Dataset rows describing interfaces
____________________
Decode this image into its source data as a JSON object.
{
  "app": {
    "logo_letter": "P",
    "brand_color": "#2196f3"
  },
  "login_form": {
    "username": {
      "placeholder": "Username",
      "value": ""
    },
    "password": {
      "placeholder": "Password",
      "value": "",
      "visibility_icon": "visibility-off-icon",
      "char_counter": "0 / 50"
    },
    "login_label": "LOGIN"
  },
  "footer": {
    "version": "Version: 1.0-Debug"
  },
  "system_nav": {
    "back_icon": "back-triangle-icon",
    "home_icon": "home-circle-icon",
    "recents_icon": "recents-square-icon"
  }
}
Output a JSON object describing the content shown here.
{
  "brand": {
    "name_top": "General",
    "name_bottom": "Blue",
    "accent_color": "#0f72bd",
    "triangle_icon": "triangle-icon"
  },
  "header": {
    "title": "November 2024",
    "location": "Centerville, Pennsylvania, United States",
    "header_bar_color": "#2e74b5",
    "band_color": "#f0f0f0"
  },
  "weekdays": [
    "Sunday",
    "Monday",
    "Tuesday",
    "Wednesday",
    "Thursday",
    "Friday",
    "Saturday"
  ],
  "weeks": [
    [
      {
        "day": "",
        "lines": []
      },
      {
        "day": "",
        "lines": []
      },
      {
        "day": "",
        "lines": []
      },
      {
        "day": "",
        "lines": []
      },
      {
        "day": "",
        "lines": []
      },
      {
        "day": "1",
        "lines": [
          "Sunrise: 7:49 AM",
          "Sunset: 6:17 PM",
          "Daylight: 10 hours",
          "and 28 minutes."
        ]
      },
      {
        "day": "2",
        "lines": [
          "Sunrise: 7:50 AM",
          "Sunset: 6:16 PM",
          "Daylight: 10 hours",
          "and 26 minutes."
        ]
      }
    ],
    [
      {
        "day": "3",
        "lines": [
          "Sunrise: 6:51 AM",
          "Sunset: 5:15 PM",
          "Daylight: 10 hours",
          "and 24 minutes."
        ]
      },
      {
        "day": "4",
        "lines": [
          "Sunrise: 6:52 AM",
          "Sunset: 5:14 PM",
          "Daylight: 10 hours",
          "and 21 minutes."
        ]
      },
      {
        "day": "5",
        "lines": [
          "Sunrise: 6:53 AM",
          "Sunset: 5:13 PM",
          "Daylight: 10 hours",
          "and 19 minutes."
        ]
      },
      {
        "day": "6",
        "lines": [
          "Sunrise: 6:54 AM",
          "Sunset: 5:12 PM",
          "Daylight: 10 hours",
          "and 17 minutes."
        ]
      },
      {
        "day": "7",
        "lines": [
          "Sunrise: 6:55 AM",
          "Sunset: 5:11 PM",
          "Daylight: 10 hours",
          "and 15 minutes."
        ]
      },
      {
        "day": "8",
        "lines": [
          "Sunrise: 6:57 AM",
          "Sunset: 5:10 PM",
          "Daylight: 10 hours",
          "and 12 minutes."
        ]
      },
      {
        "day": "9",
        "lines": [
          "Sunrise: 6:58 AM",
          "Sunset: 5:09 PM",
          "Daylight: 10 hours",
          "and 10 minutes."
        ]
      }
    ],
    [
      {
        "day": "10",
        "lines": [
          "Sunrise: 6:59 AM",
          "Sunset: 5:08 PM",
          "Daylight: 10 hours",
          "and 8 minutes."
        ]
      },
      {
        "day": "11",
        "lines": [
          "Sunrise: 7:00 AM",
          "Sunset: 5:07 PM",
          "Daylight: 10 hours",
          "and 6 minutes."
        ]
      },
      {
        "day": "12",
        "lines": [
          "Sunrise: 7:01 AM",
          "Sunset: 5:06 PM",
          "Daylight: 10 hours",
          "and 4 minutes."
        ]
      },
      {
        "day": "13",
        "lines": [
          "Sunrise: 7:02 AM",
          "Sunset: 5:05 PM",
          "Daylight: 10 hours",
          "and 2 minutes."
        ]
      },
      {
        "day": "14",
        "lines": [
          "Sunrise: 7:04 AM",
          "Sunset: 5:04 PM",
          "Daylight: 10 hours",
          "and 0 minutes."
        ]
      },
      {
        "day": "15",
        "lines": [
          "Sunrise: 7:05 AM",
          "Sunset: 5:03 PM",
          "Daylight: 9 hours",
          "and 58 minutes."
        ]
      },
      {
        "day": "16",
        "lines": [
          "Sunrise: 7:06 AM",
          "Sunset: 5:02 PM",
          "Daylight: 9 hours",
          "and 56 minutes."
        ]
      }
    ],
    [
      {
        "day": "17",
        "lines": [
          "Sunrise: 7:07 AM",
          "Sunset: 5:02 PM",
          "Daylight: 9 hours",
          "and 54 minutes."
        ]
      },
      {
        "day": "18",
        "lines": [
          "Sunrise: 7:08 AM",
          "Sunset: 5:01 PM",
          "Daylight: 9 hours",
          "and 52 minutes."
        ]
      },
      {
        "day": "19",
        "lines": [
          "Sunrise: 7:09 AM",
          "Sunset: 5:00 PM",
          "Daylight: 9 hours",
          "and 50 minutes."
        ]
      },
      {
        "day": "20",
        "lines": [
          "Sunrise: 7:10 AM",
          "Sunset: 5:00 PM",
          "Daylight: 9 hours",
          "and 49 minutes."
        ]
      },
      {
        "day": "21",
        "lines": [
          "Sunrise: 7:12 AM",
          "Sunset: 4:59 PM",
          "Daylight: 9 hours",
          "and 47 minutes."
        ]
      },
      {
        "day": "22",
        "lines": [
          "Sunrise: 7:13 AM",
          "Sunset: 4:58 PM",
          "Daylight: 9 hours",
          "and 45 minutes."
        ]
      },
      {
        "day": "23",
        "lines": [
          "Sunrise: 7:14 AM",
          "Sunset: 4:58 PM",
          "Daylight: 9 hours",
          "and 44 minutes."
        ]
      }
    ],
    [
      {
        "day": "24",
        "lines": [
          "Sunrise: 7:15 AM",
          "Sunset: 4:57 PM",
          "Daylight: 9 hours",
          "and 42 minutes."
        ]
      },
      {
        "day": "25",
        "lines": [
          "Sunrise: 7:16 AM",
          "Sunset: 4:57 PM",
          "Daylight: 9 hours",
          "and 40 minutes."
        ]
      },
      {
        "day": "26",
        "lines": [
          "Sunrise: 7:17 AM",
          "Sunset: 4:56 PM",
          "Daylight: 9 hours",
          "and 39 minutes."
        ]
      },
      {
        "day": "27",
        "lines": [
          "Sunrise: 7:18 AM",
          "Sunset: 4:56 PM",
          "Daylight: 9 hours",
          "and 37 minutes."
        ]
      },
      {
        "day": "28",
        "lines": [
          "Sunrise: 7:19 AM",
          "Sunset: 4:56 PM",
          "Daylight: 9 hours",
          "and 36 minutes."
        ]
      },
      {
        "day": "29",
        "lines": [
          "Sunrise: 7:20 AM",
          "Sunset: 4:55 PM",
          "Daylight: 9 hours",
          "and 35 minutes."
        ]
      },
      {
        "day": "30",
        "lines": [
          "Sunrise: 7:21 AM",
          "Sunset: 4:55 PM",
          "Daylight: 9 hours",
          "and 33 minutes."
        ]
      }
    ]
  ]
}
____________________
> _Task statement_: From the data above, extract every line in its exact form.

> _Completed exercise_:
Decode this image into its source data as a JSON object.
{
  "app": {
    "logo_letter": "P",
    "brand_color": "#2196f3"
  },
  "login_form": {
    "username": {
      "placeholder": "Username",
      "value": ""
    },
    "password": {
      "placeholder": "Password",
      "value": "",
      "visibility_icon": "visibility-off-icon",
      "char_counter": "0 / 50"
    },
    "login_label": "LOGIN"
  },
  "footer": {
    "version": "Version: 1.0-Debug"
  },
  "system_nav": {
    "back_icon": "back-triangle-icon",
    "home_icon": "home-circle-icon",
    "recents_icon": "recents-square-icon"
  }
}
Output a JSON object describing the content shown here.
{
  "brand": {
    "name_top": "General",
    "name_bottom": "Blue",
    "accent_color": "#0f72bd",
    "triangle_icon": "triangle-icon"
  },
  "header": {
    "title": "November 2024",
    "location": "Centerville, Pennsylvania, United States",
    "header_bar_color": "#2e74b5",
    "band_color": "#f0f0f0"
  },
  "weekdays": [
    "Sunday",
    "Monday",
    "Tuesday",
    "Wednesday",
    "Thursday",
    "Friday",
    "Saturday"
  ],
  "weeks": [
    [
      {
        "day": "",
        "lines": []
      },
      {
        "day": "",
        "lines": []
      },
      {
        "day": "",
        "lines": []
      },
      {
        "day": "",
        "lines": []
      },
      {
        "day": "",
        "lines": []
      },
      {
        "day": "1",
        "lines": [
          "Sunrise: 7:49 AM",
          "Sunset: 6:17 PM",
          "Daylight: 10 hours",
          "and 28 minutes."
        ]
      },
      {
        "day": "2",
        "lines": [
          "Sunrise: 7:50 AM",
          "Sunset: 6:16 PM",
          "Daylight: 10 hours",
          "and 26 minutes."
        ]
      }
    ],
    [
      {
        "day": "3",
        "lines": [
          "Sunrise: 6:51 AM",
          "Sunset: 5:15 PM",
          "Daylight: 10 hours",
          "and 24 minutes."
        ]
      },
      {
        "day": "4",
        "lines": [
          "Sunrise: 6:52 AM",
          "Sunset: 5:14 PM",
          "Daylight: 10 hours",
          "and 21 minutes."
        ]
      },
      {
        "day": "5",
        "lines": [
          "Sunrise: 6:53 AM",
          "Sunset: 5:13 PM",
          "Daylight: 10 hours",
          "and 19 minutes."
        ]
      },
      {
        "day": "6",
        "lines": [
          "Sunrise: 6:54 AM",
          "Sunset: 5:12 PM",
          "Daylight: 10 hours",
          "and 17 minutes."
        ]
      },
      {
        "day": "7",
        "lines": [
          "Sunrise: 6:55 AM",
          "Sunset: 5:11 PM",
          "Daylight: 10 hours",
          "and 15 minutes."
        ]
      },
      {
        "day": "8",
        "lines": [
          "Sunrise: 6:57 AM",
          "Sunset: 5:10 PM",
          "Daylight: 10 hours",
          "and 12 minutes."
        ]
      },
      {
        "day": "9",
        "lines": [
          "Sunrise: 6:58 AM",
          "Sunset: 5:09 PM",
          "Daylight: 10 hours",
          "and 10 minutes."
        ]
      }
    ],
    [
      {
        "day": "10",
        "lines": [
          "Sunrise: 6:59 AM",
          "Sunset: 5:08 PM",
          "Daylight: 10 hours",
          "and 8 minutes."
        ]
      },
      {
        "day": "11",
        "lines": [
          "Sunrise: 7:00 AM",
          "Sunset: 5:07 PM",
          "Daylight: 10 hours",
          "and 6 minutes."
        ]
      },
      {
        "day": "12",
        "lines": [
          "Sunrise: 7:01 AM",
          "Sunset: 5:06 PM",
          "Daylight: 10 hours",
          "and 4 minutes."
        ]
      },
      {
        "day": "13",
        "lines": [
          "Sunrise: 7:02 AM",
          "Sunset: 5:05 PM",
          "Daylight: 10 hours",
          "and 2 minutes."
        ]
      },
      {
        "day": "14",
        "lines": [
          "Sunrise: 7:04 AM",
          "Sunset: 5:04 PM",
          "Daylight: 10 hours",
          "and 0 minutes."
        ]
      },
      {
        "day": "15",
        "lines": [
          "Sunrise: 7:05 AM",
          "Sunset: 5:03 PM",
          "Daylight: 9 hours",
          "and 58 minutes."
        ]
      },
      {
        "day": "16",
        "lines": [
          "Sunrise: 7:06 AM",
          "Sunset: 5:02 PM",
          "Daylight: 9 hours",
          "and 56 minutes."
        ]
      }
    ],
    [
      {
        "day": "17",
        "lines": [
          "Sunrise: 7:07 AM",
          "Sunset: 5:02 PM",
          "Daylight: 9 hours",
          "and 54 minutes."
        ]
      },
      {
        "day": "18",
        "lines": [
          "Sunrise: 7:08 AM",
          "Sunset: 5:01 PM",
          "Daylight: 9 hours",
          "and 52 minutes."
        ]
      },
      {
        "day": "19",
        "lines": [
          "Sunrise: 7:09 AM",
          "Sunset: 5:00 PM",
          "Daylight: 9 hours",
          "and 50 minutes."
        ]
      },
      {
        "day": "20",
        "lines": [
          "Sunrise: 7:10 AM",
          "Sunset: 5:00 PM",
          "Daylight: 9 hours",
          "and 49 minutes."
        ]
      },
      {
        "day": "21",
        "lines": [
          "Sunrise: 7:12 AM",
          "Sunset: 4:59 PM",
          "Daylight: 9 hours",
          "and 47 minutes."
        ]
      },
      {
        "day": "22",
        "lines": [
          "Sunrise: 7:13 AM",
          "Sunset: 4:58 PM",
          "Daylight: 9 hours",
          "and 45 minutes."
        ]
      },
      {
        "day": "23",
        "lines": [
          "Sunrise: 7:14 AM",
          "Sunset: 4:58 PM",
          "Daylight: 9 hours",
          "and 44 minutes."
        ]
      }
    ],
    [
      {
        "day": "24",
        "lines": [
          "Sunrise: 7:15 AM",
          "Sunset: 4:57 PM",
          "Daylight: 9 hours",
          "and 42 minutes."
        ]
      },
      {
        "day": "25",
        "lines": [
          "Sunrise: 7:16 AM",
          "Sunset: 4:57 PM",
          "Daylight: 9 hours",
          "and 40 minutes."
        ]
      },
      {
        "day": "26",
        "lines": [
          "Sunrise: 7:17 AM",
          "Sunset: 4:56 PM",
          "Daylight: 9 hours",
          "and 39 minutes."
        ]
      },
      {
        "day": "27",
        "lines": [
          "Sunrise: 7:18 AM",
          "Sunset: 4:56 PM",
          "Daylight: 9 hours",
          "and 37 minutes."
        ]
      },
      {
        "day": "28",
        "lines": [
          "Sunrise: 7:19 AM",
          "Sunset: 4:56 PM",
          "Daylight: 9 hours",
          "and 36 minutes."
        ]
      },
      {
        "day": "29",
        "lines": [
          "Sunrise: 7:20 AM",
          "Sunset: 4:55 PM",
          "Daylight: 9 hours",
          "and 35 minutes."
        ]
      },
      {
        "day": "30",
        "lines": [
          "Sunrise: 7:21 AM",
          "Sunset: 4:55 PM",
          "Daylight: 9 hours",
          "and 33 minutes."
        ]
      }
    ]
  ]
}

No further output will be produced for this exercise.